In this case the simulation is performed to consider a scenario when there is an outage of GPS signal for a certain period of time. In our case, the GPS signal is disappear for 5 seconds (from epoch 38 - 43). During this time, the adaptive Kalman filter provides accurate navigation information while mainly relaying on the readings from INS and the previous state information. The following figure shows the trajectory computed by GPS and the AKF. The outage of GPS signal is pointed with the arrow.

Figure 2.10 Output of GPS and AKF (GPS outage for 5 seconds)

Comparison between the reference trajectory and the error in position obtained from GPS and AKF is shown in figure 2.11. It also reveals the difference between the error in position computed by GPS and the AKF (the black line). GPS signal outage from epoch 38 - 43 is highlighted with GPS outage label. GPS outage handling is performed in the same way as explained above in section 1.4. During the GPS signal outage, the position is drifted by 0.5 - 1.5 m. Figure 2.12 shows the standard errors of estimated coordinates for each point. The smaller circular error probability (in which 68% of the points occur), and small dRMS for AKF in contrast of GPS, reveals that the position accuracy of AKF is still higher even the GPS signal is disappear for 5 seconds. Average error, standard deviation and dRMS are summarized in table 2.4. Statistics shows that the navigation accuracy of AKF is 21.3% higher than their counterpart GPS.

Figure 2.11 Difference in error of GPS and AKF (GPS outage for 5 seconds)

Figure 2.12 Accuracy graph of GPS and AKF (GPS outage for 5 seconds)

## Type

## Standard Deviation

## Average Error

## dRMS

North

East

North

East

GPS only

0.9296

0.3263

0.9594

1.19821

1.3

Adaptive Kalman Filter (GPS + INS)

0.66037

0.3278

0.0781

0.9431

1.0463

Table 2.4 Comparison of performance parameters of GPS and AKF

## Conclusion and future work

This thesis investigate the impact of integrating inertial navigation sensors available on smartphone with the EGNOS enhanced GNSS. Performance of INS and GPS were investigated during different field tests. Adaptive Kalman filter was designed and implemented using innovation based adaptive approach to integrate INS and GPS for better position estimation. The outage of GPS signal for 5s has been investigated, during this time the AKF algorithm relay on the INS and on the previous state vector. The results show that during the GPS outage, the positions are slightly drifted although maintained high navigation accuracy (effectively bridge the short GPS signal outage). Adapting measurement noise covariance matrix and dynamic model covariance matrix simultaneously using innovation based variance covariance method enhance position accuracy. It is observed from the simulation results that noise produced by the gyroscope measurements effect the output of AKF more than the accelerometer noise and diverge the filter. Therefore the raw data from INS can-not be used directly for integration with GPS. The results show that navigation accuracy provided by adaptive Kalman filter is better than the accuracy provided by GPS.

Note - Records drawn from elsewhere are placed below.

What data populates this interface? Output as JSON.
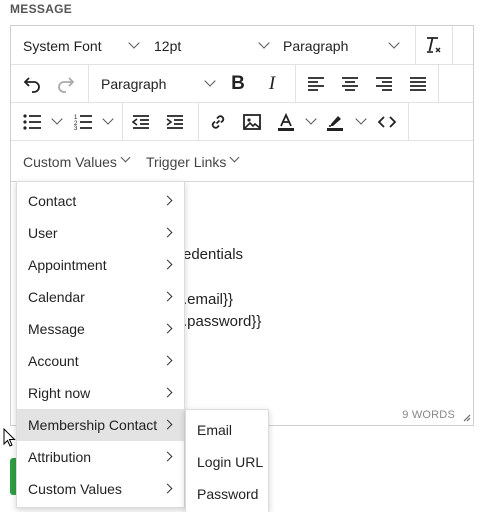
{
  "label": "MESSAGE",
  "toolbar": {
    "font_family": "System Font",
    "font_size": "12pt",
    "block_format_top": "Paragraph",
    "block_format": "Paragraph"
  },
  "row4": {
    "custom_values": "Custom Values",
    "trigger_links": "Trigger Links"
  },
  "content": {
    "line1": "edentials",
    "line2": ".email}}",
    "line3": ".password}}"
  },
  "status": {
    "words": "9 WORDS"
  },
  "menu": {
    "items": [
      {
        "label": "Contact"
      },
      {
        "label": "User"
      },
      {
        "label": "Appointment"
      },
      {
        "label": "Calendar"
      },
      {
        "label": "Message"
      },
      {
        "label": "Account"
      },
      {
        "label": "Right now"
      },
      {
        "label": "Membership Contact"
      },
      {
        "label": "Attribution"
      },
      {
        "label": "Custom Values"
      }
    ],
    "active_index": 7
  },
  "submenu": {
    "items": [
      {
        "label": "Email"
      },
      {
        "label": "Login URL"
      },
      {
        "label": "Password"
      }
    ]
  }
}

## Future work

This work can be extended by concentrating on the INS data. Output from the MEMS INS, available in the smartphone is unstable therefore it is important to perform some error correction/noise filtering technique to make the data reliable.

An algorithm should be developed to correct the misalignment of ISA with the moving body automatically.

The GPS/INS integration using adaptive Kalman filter will provide higher position accuracy than the stand-alone GPS if high accuracy INS is available.